■ **Dataset excerpts**
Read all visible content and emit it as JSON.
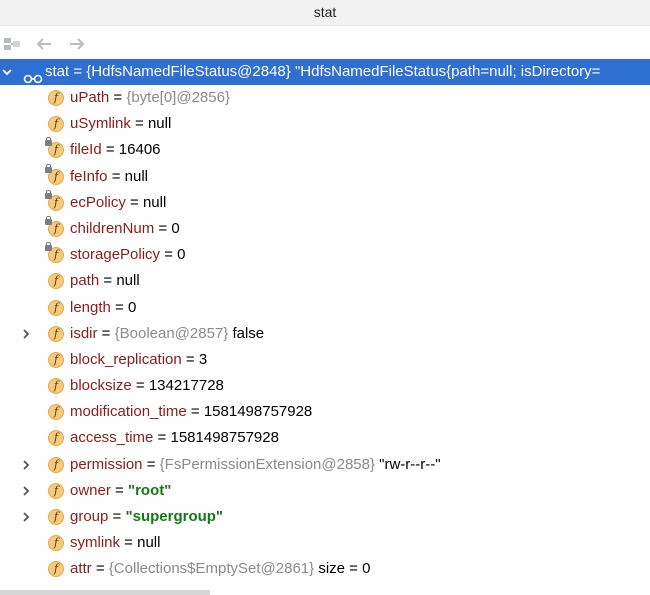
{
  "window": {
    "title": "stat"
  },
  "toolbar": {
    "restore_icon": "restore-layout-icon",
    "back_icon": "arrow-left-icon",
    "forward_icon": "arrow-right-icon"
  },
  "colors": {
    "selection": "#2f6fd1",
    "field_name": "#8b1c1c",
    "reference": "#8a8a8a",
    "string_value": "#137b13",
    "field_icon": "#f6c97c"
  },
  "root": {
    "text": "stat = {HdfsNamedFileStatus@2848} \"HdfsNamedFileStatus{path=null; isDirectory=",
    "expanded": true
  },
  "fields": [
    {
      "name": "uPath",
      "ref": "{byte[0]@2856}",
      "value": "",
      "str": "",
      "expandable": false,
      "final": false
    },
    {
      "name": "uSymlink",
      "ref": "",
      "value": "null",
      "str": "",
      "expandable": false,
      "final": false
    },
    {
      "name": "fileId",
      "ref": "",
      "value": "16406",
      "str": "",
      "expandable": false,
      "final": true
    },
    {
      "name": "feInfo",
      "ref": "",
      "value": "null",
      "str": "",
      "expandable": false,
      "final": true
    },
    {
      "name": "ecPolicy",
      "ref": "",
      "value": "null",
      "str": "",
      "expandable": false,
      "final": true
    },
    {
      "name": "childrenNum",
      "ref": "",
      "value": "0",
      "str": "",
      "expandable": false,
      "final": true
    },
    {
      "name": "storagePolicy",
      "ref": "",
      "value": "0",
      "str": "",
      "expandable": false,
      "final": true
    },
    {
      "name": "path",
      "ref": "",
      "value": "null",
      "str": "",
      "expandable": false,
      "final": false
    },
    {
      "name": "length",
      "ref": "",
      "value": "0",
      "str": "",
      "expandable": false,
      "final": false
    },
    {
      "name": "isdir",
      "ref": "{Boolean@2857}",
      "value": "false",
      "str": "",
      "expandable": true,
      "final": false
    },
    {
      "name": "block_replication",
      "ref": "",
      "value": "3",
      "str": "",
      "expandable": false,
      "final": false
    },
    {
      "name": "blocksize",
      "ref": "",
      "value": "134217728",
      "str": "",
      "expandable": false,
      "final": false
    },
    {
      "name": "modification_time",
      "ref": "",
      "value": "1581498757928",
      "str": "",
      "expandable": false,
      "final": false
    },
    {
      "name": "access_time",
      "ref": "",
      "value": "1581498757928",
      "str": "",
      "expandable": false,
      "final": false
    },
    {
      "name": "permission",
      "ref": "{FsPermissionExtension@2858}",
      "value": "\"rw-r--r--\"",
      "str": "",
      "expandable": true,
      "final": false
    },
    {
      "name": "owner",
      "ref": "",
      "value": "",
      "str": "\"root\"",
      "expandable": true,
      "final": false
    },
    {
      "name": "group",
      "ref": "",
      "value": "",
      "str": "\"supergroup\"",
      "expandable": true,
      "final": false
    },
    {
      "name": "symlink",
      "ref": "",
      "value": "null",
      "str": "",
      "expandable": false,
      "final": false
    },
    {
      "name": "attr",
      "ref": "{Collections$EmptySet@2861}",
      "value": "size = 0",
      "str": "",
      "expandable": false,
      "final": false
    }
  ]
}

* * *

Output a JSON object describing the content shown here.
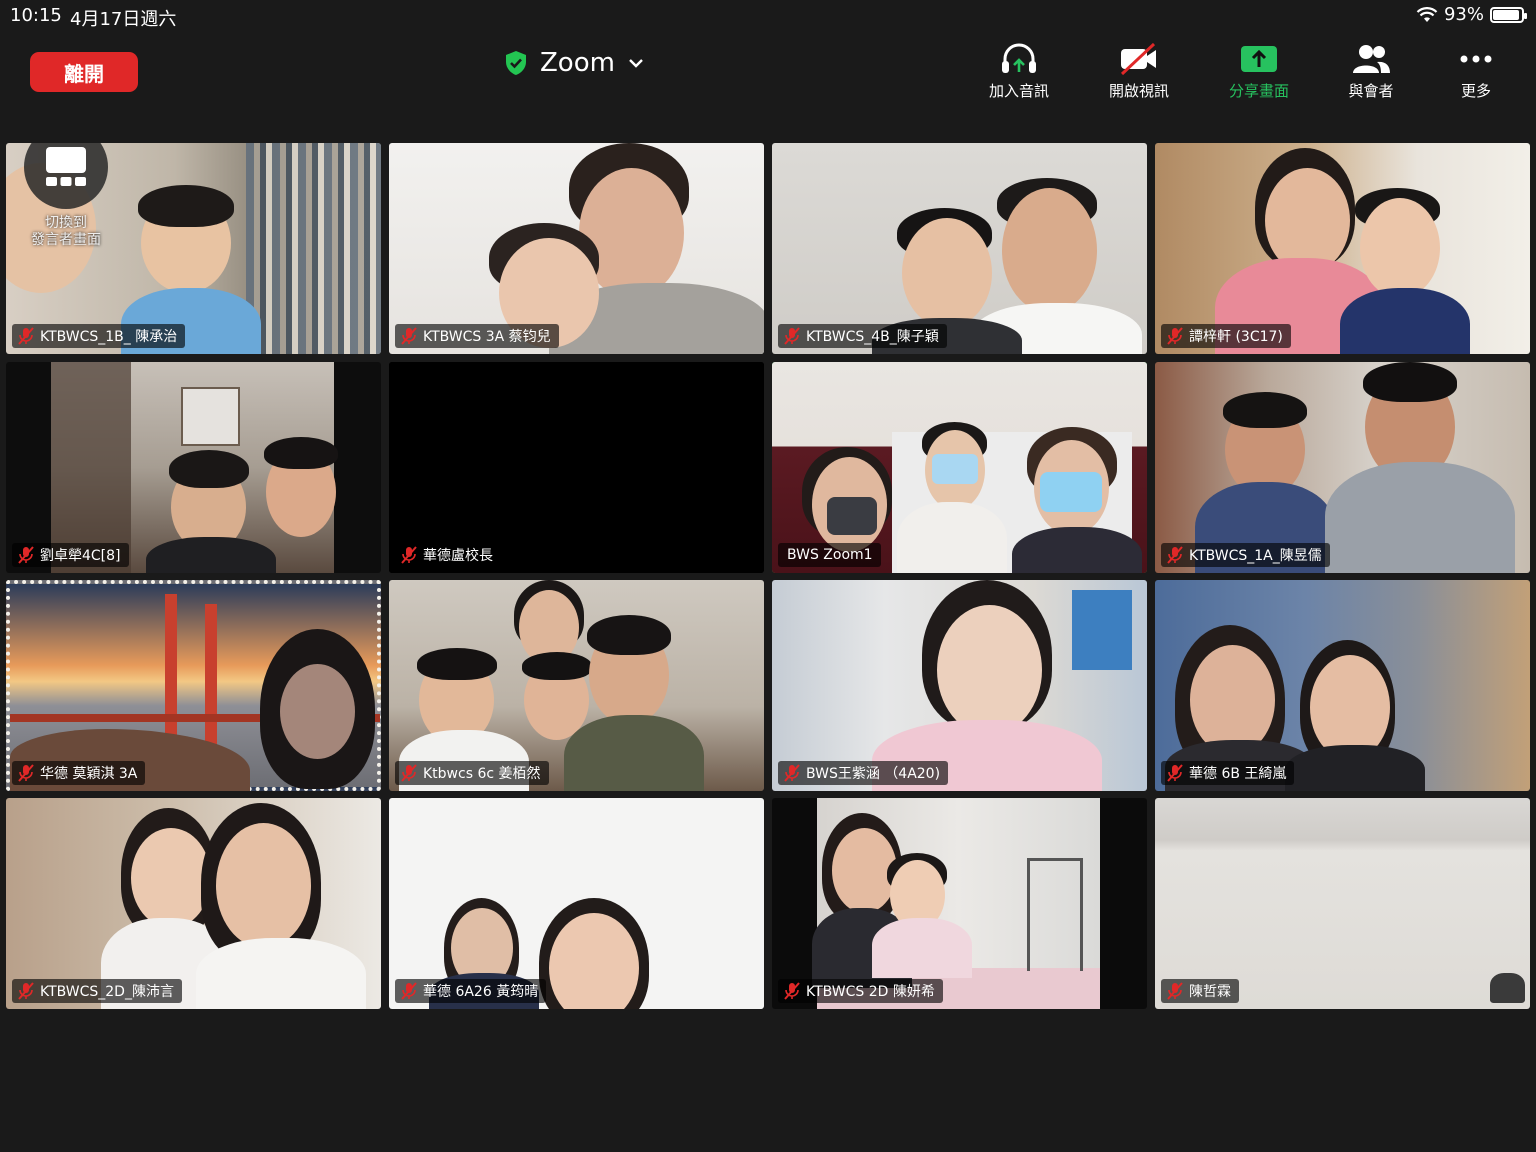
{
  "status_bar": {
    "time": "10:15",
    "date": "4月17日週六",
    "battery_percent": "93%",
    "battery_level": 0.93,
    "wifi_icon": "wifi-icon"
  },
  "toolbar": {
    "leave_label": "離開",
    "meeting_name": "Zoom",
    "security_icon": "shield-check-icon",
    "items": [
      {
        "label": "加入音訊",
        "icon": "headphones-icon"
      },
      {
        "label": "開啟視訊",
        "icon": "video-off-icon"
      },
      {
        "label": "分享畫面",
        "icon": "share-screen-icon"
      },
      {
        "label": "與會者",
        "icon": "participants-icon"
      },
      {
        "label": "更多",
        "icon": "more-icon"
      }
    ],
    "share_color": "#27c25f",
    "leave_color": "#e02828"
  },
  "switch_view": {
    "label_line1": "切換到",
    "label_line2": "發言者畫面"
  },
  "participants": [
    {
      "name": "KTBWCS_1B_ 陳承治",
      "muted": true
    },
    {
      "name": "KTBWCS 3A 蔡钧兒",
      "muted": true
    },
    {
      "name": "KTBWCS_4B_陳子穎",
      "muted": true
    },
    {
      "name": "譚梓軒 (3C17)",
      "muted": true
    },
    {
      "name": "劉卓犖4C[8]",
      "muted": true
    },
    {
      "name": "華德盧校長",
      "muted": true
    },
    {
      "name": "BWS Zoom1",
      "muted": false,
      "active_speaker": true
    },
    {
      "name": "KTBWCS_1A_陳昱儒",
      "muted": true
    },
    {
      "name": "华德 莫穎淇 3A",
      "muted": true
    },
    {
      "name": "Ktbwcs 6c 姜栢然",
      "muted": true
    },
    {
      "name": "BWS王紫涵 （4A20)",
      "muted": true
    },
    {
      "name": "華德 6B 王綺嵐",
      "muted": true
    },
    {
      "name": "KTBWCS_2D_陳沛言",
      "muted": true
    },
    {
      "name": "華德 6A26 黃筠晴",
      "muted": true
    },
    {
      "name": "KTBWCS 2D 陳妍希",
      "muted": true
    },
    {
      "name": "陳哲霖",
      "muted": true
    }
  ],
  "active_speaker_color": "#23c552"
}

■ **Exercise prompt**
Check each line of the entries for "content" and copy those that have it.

■ **Task answer**
Read all visible content and emit it as JSON.
Output a JSON object describing the content shown here.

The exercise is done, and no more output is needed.